SPE utilizes natural language processing (NLP) to read, characterize, and enrich the content from our website, OnePetro, JPT, TWA, PetroWiki, and Energy Stream. The system is industry-aware and able to determine the concepts being discussed rather than just looking for keywords or phrases. Since terminology varies over time and by geography, the technology is sometimes described before terms for it are even adopted. This ability is especially important for a global society like SPE which has papers going back to the 1880s.

The information from this AI system is fed into other member-facing systems behind the scenes, such as OnePetro, to help people find the content they are looking for more easily but it is also accessible directly on SPE’s research portal. The portal generates summaries of content when no summary or abstract is available, categorizes the content according to multiple taxonomies to make it easier to filter to what an SPE member is looking for, recommends filters based on the user’s actions to speed up searches, enriches the information by determining concept tags and oilfield places, and has analytics capabilities which allow researchers to do basic analysis of the content right on the platform. Transcription capabilities are in the works which will allow people to go straight to specific content within videos and podcasts, saving time.

The obvious next step is to provide specific answers to questions rather than simply listing the papers or articles which contain the answer then leaving the reading exercise up to the user. For the past year, we have been working on this type of capability with our partner, and in mid-March we launched a trial to test question answering (QA) trained on PetroWiki content. Yet again, we proved that we have a fantastic volunteer community at SPE with 200 members volunteering to test the system on the first day the opportunity was posted in the volunteer portal.

Open AI’s ChatGPT is fundamentally changing expectations about what is possible, but the technology behind a generative pre-trained transformer (GPT) like ChatGPT precludes tracing the answer back to the original source, which we believe is critical for an engineering society like SPE. We are taking a hybrid approach which provides a conversational answer to questions like the GPT models but maintains the reference to the original source so the answer can be validated.

Board members visited the natural wildlife sanctuary close to the Shaybah oil field operations in Saudi Arabia.
Board members visited the natural wildlife sanctuary close to the Shaybah oil field operations in Saudi Arabia.

During the trial, the testers created well over 1,000 questions which the system answered in multiple fashions:

  • An excerpt from PetroWiki with the answer highlighted (citing source)
  • A conversational-style answer generated based on the PetroWiki content (citing source)
  • ChatGPT’s answer to the question (no source)

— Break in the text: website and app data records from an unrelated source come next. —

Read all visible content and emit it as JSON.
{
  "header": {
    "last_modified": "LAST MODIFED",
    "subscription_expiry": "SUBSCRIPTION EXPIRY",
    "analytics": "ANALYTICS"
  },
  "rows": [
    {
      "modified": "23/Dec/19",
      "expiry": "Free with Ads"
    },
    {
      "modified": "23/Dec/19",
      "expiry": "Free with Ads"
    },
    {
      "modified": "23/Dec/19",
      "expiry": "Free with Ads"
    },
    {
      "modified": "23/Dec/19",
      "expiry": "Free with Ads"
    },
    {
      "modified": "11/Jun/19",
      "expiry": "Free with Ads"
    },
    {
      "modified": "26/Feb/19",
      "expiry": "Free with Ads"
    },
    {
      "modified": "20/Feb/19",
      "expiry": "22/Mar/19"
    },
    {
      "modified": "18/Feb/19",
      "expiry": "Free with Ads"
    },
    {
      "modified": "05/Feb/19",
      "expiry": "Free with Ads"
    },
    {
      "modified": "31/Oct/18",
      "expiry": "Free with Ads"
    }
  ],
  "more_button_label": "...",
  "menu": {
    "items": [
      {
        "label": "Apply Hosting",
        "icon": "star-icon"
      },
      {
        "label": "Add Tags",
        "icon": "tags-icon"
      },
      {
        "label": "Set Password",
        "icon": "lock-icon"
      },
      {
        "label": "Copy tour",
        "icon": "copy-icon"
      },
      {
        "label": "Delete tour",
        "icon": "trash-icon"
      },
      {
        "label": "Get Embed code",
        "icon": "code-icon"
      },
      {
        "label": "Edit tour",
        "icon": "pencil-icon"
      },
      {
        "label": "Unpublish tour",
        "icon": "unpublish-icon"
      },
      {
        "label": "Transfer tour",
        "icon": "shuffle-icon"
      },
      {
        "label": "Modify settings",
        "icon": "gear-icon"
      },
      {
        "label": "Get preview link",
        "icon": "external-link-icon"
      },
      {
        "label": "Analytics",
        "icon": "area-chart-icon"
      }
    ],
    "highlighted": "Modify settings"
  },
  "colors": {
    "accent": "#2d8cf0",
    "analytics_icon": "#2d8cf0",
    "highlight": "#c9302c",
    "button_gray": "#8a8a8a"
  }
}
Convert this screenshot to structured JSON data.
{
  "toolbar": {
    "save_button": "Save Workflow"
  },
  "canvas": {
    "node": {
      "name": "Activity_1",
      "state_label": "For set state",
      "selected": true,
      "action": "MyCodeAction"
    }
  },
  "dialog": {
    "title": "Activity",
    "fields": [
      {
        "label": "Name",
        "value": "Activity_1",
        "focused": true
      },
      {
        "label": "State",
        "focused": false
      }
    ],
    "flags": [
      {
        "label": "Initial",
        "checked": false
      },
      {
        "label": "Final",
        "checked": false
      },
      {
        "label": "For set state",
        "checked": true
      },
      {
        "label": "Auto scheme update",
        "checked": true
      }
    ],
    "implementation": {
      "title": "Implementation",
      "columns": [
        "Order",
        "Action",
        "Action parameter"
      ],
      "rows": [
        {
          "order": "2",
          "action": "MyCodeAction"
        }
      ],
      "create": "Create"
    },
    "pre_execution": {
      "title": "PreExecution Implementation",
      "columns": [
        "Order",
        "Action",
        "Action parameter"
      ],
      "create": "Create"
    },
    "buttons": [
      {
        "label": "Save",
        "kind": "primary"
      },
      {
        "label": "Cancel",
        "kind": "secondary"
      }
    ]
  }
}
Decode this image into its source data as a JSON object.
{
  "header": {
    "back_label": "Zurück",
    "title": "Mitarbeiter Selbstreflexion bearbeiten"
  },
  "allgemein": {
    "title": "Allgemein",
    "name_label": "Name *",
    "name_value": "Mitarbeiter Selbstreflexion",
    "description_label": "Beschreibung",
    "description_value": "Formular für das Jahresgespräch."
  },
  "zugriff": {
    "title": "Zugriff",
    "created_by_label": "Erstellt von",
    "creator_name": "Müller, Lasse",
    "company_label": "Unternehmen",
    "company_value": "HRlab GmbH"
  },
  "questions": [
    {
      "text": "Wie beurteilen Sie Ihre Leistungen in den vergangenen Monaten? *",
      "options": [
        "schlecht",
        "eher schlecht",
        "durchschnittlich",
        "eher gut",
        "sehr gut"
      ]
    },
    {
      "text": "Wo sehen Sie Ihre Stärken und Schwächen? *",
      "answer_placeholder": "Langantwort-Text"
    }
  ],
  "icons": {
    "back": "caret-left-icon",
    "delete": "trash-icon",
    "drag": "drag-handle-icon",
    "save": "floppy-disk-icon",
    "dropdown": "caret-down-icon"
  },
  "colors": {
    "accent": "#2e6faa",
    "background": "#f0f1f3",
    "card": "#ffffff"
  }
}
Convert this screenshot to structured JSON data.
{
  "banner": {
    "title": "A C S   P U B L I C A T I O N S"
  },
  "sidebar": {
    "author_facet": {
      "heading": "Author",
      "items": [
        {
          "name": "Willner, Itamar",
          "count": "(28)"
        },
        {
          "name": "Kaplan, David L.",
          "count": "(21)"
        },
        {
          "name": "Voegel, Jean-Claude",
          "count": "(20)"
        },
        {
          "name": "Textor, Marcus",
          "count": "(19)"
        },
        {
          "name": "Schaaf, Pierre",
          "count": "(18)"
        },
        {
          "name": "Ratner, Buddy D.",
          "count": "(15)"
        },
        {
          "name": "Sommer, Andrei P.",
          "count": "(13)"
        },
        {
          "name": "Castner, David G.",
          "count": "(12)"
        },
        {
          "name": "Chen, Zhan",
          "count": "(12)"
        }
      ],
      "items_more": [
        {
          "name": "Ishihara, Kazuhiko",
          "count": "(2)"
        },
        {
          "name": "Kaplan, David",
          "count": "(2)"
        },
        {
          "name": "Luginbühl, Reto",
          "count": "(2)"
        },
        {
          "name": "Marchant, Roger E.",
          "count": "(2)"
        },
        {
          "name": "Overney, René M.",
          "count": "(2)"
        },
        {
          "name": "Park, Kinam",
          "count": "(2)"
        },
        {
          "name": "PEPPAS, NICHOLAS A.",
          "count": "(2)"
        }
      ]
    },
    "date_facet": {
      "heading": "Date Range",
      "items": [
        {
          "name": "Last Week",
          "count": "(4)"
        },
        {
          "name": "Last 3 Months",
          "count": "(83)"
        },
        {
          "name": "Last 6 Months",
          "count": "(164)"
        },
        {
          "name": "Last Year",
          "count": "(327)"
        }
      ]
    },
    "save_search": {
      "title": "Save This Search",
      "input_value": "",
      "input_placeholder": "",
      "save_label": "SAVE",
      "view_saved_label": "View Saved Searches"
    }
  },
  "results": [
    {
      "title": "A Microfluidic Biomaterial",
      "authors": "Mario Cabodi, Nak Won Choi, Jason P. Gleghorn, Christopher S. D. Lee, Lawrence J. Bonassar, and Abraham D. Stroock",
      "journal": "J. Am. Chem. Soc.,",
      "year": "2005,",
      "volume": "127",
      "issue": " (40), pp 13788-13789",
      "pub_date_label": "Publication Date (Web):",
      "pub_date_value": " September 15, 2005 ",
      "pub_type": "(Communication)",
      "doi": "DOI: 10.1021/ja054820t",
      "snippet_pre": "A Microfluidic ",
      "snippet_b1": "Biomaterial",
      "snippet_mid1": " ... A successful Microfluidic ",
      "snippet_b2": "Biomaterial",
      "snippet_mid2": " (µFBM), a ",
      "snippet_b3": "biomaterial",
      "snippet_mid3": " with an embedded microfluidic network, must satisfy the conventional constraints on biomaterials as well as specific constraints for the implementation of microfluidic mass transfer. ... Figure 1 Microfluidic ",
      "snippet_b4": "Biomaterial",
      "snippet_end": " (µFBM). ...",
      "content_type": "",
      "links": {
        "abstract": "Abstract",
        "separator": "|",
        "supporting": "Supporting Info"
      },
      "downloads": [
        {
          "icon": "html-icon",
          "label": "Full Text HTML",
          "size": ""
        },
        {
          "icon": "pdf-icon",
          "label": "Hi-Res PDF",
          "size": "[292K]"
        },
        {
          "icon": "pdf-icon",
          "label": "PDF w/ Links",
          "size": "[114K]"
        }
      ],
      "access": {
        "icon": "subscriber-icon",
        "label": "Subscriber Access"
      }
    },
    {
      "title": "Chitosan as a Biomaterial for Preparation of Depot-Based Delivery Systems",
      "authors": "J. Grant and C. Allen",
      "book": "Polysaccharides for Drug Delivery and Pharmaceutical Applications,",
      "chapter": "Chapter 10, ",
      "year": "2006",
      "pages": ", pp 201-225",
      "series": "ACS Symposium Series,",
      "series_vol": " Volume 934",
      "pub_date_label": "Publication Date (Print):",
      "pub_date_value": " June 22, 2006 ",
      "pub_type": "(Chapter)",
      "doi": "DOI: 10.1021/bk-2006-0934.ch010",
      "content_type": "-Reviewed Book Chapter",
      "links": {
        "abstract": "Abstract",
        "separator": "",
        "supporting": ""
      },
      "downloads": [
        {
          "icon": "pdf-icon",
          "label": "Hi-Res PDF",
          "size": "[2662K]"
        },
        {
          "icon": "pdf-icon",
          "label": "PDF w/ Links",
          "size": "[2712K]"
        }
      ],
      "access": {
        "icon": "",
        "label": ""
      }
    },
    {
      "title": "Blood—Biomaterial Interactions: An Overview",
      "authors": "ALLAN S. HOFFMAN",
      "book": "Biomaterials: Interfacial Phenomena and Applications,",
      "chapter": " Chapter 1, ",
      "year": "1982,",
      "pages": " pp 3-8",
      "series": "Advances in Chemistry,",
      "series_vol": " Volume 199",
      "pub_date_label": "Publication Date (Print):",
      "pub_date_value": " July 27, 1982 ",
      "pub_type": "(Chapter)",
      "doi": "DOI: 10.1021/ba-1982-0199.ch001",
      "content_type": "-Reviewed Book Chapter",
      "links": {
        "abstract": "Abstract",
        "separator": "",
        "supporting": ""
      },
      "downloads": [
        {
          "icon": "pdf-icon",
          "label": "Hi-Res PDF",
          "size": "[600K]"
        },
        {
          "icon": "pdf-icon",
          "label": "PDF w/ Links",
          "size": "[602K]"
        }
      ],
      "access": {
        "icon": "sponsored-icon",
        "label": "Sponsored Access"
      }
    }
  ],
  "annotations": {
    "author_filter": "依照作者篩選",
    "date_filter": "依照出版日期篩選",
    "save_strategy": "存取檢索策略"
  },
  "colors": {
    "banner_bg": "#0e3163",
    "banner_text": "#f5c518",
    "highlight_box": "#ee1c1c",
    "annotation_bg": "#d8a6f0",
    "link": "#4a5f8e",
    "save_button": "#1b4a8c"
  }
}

Several volunteers ranked each set of answers according to what they felt best answered the question. ChatGPT fared very well on these general questions, which isn’t surprising given the broad base of knowledge it is trained on. Though the answer was sourced from the same place, the testers consistently preferred a conversational answer to the excerpts with highlights. The next step in the QA trials is to train the system on OnePetro and SPE Connect content and run a second trial with questions which more closely resemble real-world research as well as “how to” questions. Pending successful trials, SPE will be rolling this capability out as a member benefit later this year.

I hope this gives you a brief update on some of the key AI advances SPE is using to serve our members today and in the near future.

The possibilities for how AI can help SPE deliver on its mission are exciting and, as for any new technology, we can’t fully imagine all the creative ways AI will be used to serve our members in the future. For example, to get you thinking about possibilities, the same AI system can be used to compare an individual’s technical experience to the requirements for a new role or position the member is interested in and map out both training and video recommendations for the individual to be qualified for that role.

I want to thank John Boden, SPE vice president, information and member services, for his contribution to this column.

Until next month!